> Task brief
Word for word, set down the records and skip each picture.
[Start of Attachment]
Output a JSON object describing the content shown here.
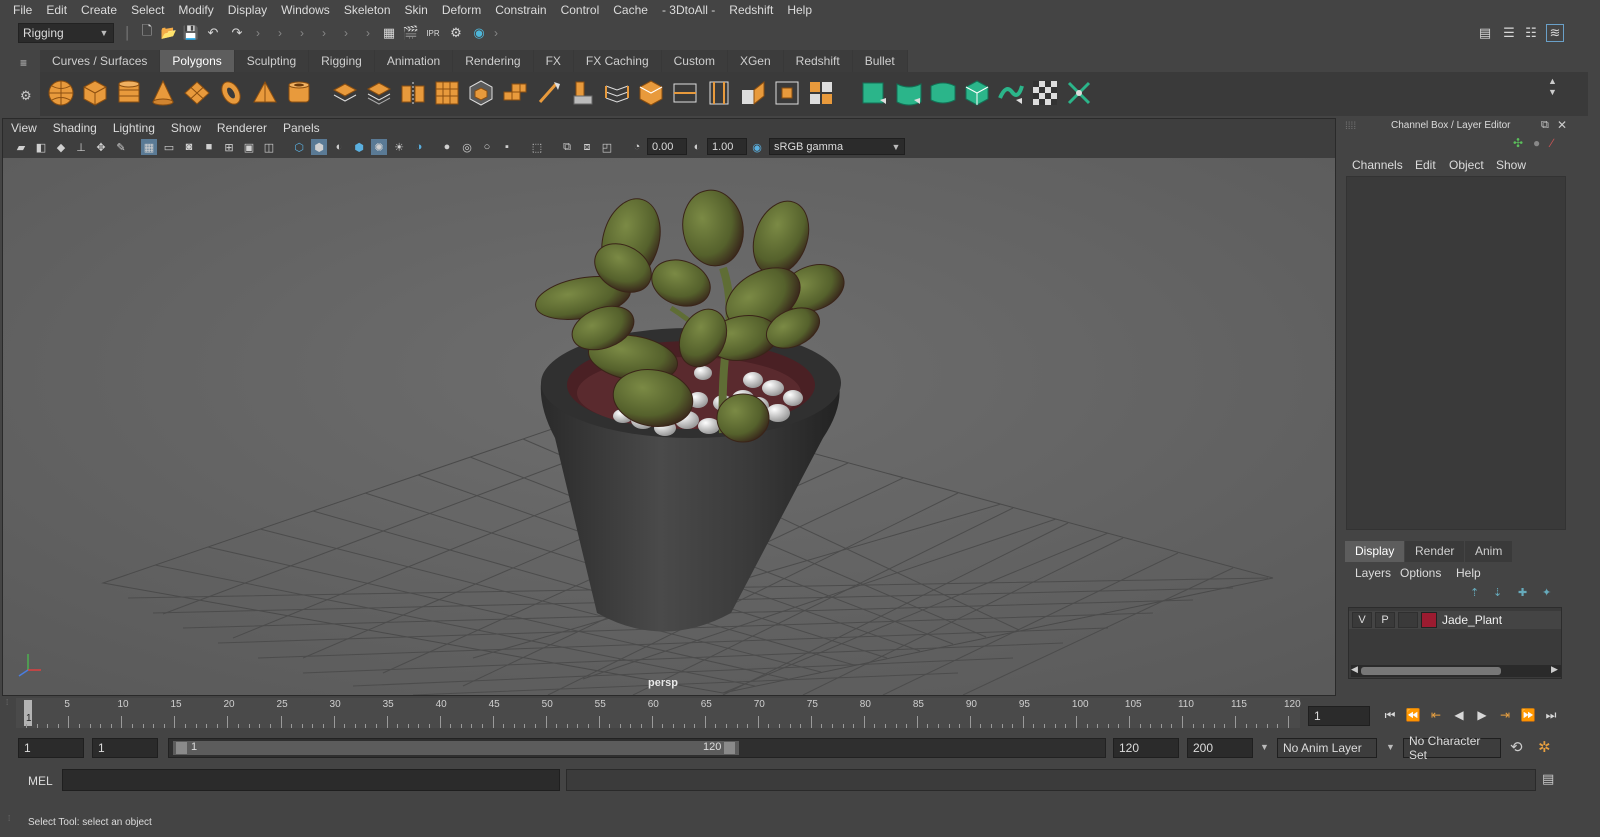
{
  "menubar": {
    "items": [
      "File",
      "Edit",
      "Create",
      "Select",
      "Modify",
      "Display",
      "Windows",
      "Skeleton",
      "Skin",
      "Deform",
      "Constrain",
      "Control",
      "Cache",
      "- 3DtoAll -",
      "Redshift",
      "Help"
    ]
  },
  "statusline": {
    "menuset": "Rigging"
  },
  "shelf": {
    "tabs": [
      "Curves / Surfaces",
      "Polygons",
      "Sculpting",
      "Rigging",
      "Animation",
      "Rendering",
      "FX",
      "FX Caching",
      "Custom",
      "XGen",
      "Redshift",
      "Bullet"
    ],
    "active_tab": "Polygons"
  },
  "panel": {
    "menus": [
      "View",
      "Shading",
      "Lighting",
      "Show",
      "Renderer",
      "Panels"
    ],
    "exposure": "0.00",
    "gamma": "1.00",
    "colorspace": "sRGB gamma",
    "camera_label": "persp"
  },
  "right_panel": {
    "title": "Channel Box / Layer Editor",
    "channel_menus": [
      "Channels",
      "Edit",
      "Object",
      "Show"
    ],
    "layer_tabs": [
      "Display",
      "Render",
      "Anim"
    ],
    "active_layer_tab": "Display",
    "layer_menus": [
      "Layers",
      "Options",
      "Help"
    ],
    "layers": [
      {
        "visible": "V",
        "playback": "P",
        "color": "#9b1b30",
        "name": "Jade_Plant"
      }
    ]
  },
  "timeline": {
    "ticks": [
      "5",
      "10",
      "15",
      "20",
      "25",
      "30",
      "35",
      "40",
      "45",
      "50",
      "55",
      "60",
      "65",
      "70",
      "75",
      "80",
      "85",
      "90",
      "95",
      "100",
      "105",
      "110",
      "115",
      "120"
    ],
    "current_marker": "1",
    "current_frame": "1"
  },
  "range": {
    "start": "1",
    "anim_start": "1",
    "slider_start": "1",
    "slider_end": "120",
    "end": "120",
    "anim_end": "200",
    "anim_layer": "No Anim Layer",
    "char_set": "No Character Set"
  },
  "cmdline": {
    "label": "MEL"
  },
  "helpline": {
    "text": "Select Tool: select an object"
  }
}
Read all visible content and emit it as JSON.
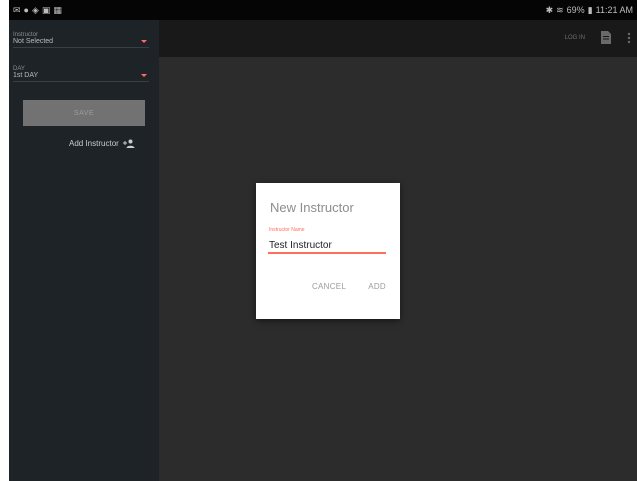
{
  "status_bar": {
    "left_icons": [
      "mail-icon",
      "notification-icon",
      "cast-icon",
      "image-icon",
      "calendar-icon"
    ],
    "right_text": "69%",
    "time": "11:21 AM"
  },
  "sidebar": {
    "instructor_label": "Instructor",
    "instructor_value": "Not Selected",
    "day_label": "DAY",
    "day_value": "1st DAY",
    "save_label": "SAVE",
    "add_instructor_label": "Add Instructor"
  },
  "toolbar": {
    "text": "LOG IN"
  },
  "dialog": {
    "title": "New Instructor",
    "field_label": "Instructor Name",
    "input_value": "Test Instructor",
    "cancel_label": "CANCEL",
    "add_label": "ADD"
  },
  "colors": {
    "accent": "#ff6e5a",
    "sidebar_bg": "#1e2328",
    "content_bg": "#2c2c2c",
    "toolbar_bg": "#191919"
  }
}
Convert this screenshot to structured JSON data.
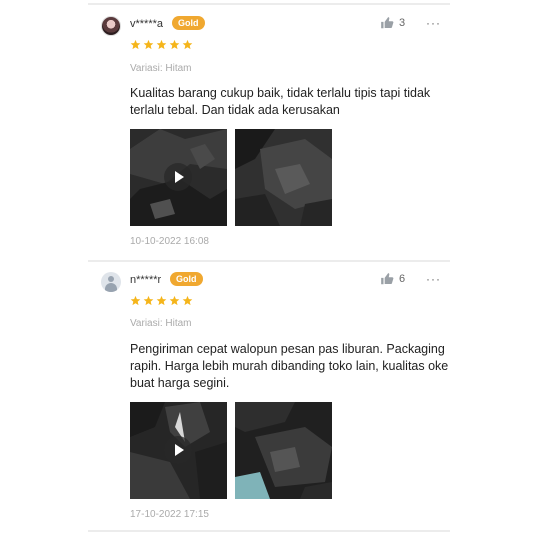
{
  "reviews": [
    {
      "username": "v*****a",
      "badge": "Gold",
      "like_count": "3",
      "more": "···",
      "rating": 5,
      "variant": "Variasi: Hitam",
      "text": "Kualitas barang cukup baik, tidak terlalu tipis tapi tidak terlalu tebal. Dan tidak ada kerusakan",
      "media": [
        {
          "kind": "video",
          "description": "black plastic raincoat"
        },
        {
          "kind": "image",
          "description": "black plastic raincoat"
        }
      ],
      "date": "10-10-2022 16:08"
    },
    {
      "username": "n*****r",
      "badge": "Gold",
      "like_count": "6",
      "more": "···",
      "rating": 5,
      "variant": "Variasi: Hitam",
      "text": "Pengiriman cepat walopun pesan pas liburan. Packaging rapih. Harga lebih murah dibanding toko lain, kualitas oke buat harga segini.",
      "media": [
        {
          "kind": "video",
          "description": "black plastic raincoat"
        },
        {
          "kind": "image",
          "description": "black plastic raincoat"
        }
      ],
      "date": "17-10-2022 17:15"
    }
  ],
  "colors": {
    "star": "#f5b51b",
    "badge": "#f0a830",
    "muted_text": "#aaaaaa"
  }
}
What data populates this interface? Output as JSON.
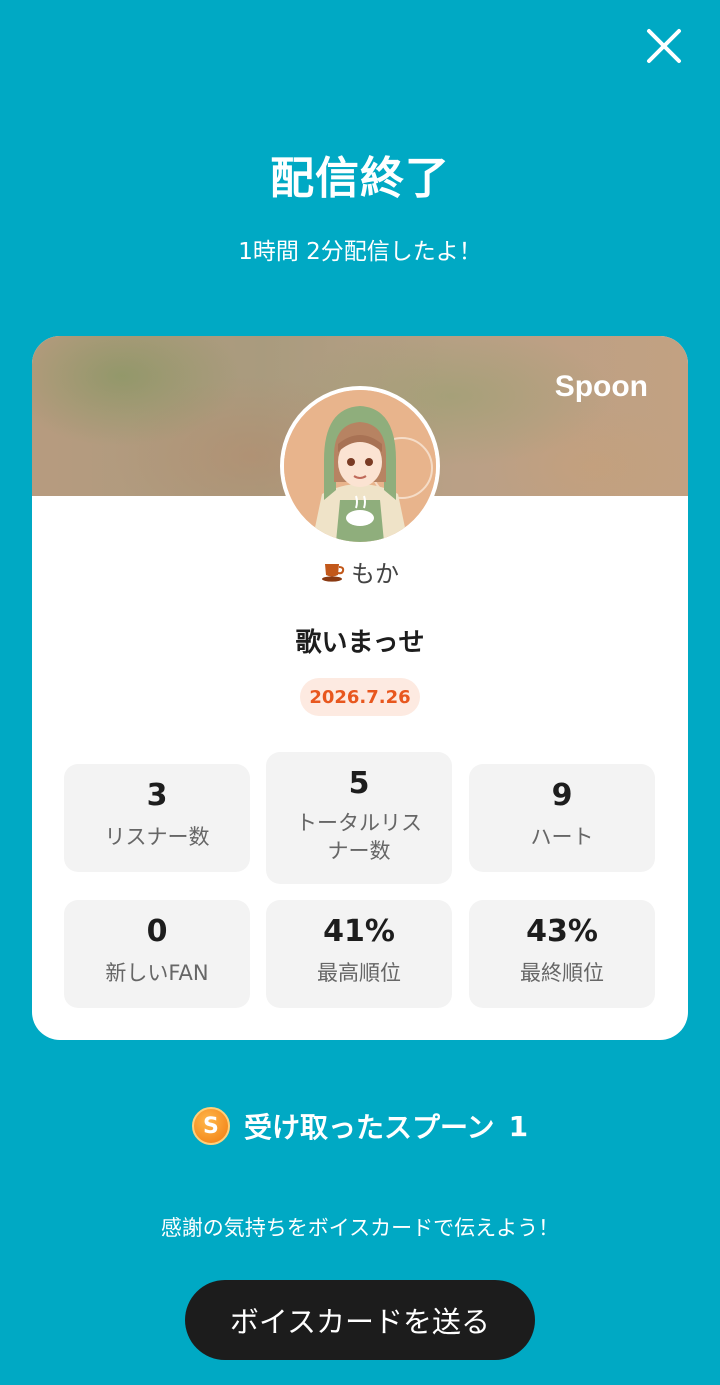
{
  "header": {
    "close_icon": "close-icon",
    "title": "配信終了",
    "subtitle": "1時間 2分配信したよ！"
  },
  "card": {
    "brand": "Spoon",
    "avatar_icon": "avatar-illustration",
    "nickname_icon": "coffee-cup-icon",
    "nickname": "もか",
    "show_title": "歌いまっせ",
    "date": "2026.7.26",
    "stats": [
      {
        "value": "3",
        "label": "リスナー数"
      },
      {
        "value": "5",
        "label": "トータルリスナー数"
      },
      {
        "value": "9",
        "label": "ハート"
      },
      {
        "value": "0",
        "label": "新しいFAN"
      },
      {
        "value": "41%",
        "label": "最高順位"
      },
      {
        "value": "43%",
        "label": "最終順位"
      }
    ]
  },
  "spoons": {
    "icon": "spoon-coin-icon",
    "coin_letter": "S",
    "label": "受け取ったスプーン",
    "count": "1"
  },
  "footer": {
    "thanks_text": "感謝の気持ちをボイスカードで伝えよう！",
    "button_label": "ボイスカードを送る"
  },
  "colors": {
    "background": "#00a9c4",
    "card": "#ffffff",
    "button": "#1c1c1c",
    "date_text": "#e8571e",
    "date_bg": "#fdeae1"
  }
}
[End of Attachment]
> Solved exercise
Output a JSON object describing the content shown here.
{
  "menubar": {
    "items": [
      "File",
      "Edit",
      "Create",
      "Select",
      "Modify",
      "Display",
      "Windows",
      "Skeleton",
      "Skin",
      "Deform",
      "Constrain",
      "Control",
      "Cache",
      "- 3DtoAll -",
      "Redshift",
      "Help"
    ]
  },
  "statusline": {
    "menuset": "Rigging"
  },
  "shelf": {
    "tabs": [
      "Curves / Surfaces",
      "Polygons",
      "Sculpting",
      "Rigging",
      "Animation",
      "Rendering",
      "FX",
      "FX Caching",
      "Custom",
      "XGen",
      "Redshift",
      "Bullet"
    ],
    "active_tab": "Polygons"
  },
  "panel": {
    "menus": [
      "View",
      "Shading",
      "Lighting",
      "Show",
      "Renderer",
      "Panels"
    ],
    "exposure": "0.00",
    "gamma": "1.00",
    "colorspace": "sRGB gamma",
    "camera_label": "persp"
  },
  "right_panel": {
    "title": "Channel Box / Layer Editor",
    "channel_menus": [
      "Channels",
      "Edit",
      "Object",
      "Show"
    ],
    "layer_tabs": [
      "Display",
      "Render",
      "Anim"
    ],
    "active_layer_tab": "Display",
    "layer_menus": [
      "Layers",
      "Options",
      "Help"
    ],
    "layers": [
      {
        "visible": "V",
        "playback": "P",
        "color": "#9b1b30",
        "name": "Jade_Plant"
      }
    ]
  },
  "timeline": {
    "ticks": [
      "5",
      "10",
      "15",
      "20",
      "25",
      "30",
      "35",
      "40",
      "45",
      "50",
      "55",
      "60",
      "65",
      "70",
      "75",
      "80",
      "85",
      "90",
      "95",
      "100",
      "105",
      "110",
      "115",
      "120"
    ],
    "current_marker": "1",
    "current_frame": "1"
  },
  "range": {
    "start": "1",
    "anim_start": "1",
    "slider_start": "1",
    "slider_end": "120",
    "end": "120",
    "anim_end": "200",
    "anim_layer": "No Anim Layer",
    "char_set": "No Character Set"
  },
  "cmdline": {
    "label": "MEL"
  },
  "helpline": {
    "text": "Select Tool: select an object"
  }
}
Read all visible content and emit it as JSON.
{
  "status_bar": {
    "left_icons": [
      "mail-icon",
      "notification-icon",
      "cast-icon",
      "image-icon",
      "calendar-icon"
    ],
    "right_text": "69%",
    "time": "11:21 AM"
  },
  "sidebar": {
    "instructor_label": "Instructor",
    "instructor_value": "Not Selected",
    "day_label": "DAY",
    "day_value": "1st DAY",
    "save_label": "SAVE",
    "add_instructor_label": "Add Instructor"
  },
  "toolbar": {
    "text": "LOG IN"
  },
  "dialog": {
    "title": "New Instructor",
    "field_label": "Instructor Name",
    "input_value": "Test Instructor",
    "cancel_label": "CANCEL",
    "add_label": "ADD"
  },
  "colors": {
    "accent": "#ff6e5a",
    "sidebar_bg": "#1e2328",
    "content_bg": "#2c2c2c",
    "toolbar_bg": "#191919"
  }
}
Convert this screenshot to structured JSON data.
{
  "reviews": [
    {
      "username": "v*****a",
      "badge": "Gold",
      "like_count": "3",
      "more": "···",
      "rating": 5,
      "variant": "Variasi: Hitam",
      "text": "Kualitas barang cukup baik, tidak terlalu tipis tapi tidak terlalu tebal. Dan tidak ada kerusakan",
      "media": [
        {
          "kind": "video",
          "description": "black plastic raincoat"
        },
        {
          "kind": "image",
          "description": "black plastic raincoat"
        }
      ],
      "date": "10-10-2022 16:08"
    },
    {
      "username": "n*****r",
      "badge": "Gold",
      "like_count": "6",
      "more": "···",
      "rating": 5,
      "variant": "Variasi: Hitam",
      "text": "Pengiriman cepat walopun pesan pas liburan. Packaging rapih. Harga lebih murah dibanding toko lain, kualitas oke buat harga segini.",
      "media": [
        {
          "kind": "video",
          "description": "black plastic raincoat"
        },
        {
          "kind": "image",
          "description": "black plastic raincoat"
        }
      ],
      "date": "17-10-2022 17:15"
    }
  ],
  "colors": {
    "star": "#f5b51b",
    "badge": "#f0a830",
    "muted_text": "#aaaaaa"
  }
}
What data populates this interface? Output as JSON.
{
  "header": {
    "close_icon": "close-icon",
    "title": "配信終了",
    "subtitle": "1時間 2分配信したよ！"
  },
  "card": {
    "brand": "Spoon",
    "avatar_icon": "avatar-illustration",
    "nickname_icon": "coffee-cup-icon",
    "nickname": "もか",
    "show_title": "歌いまっせ",
    "date": "2026.7.26",
    "stats": [
      {
        "value": "3",
        "label": "リスナー数"
      },
      {
        "value": "5",
        "label": "トータルリスナー数"
      },
      {
        "value": "9",
        "label": "ハート"
      },
      {
        "value": "0",
        "label": "新しいFAN"
      },
      {
        "value": "41%",
        "label": "最高順位"
      },
      {
        "value": "43%",
        "label": "最終順位"
      }
    ]
  },
  "spoons": {
    "icon": "spoon-coin-icon",
    "coin_letter": "S",
    "label": "受け取ったスプーン",
    "count": "1"
  },
  "footer": {
    "thanks_text": "感謝の気持ちをボイスカードで伝えよう！",
    "button_label": "ボイスカードを送る"
  },
  "colors": {
    "background": "#00a9c4",
    "card": "#ffffff",
    "button": "#1c1c1c",
    "date_text": "#e8571e",
    "date_bg": "#fdeae1"
  }
}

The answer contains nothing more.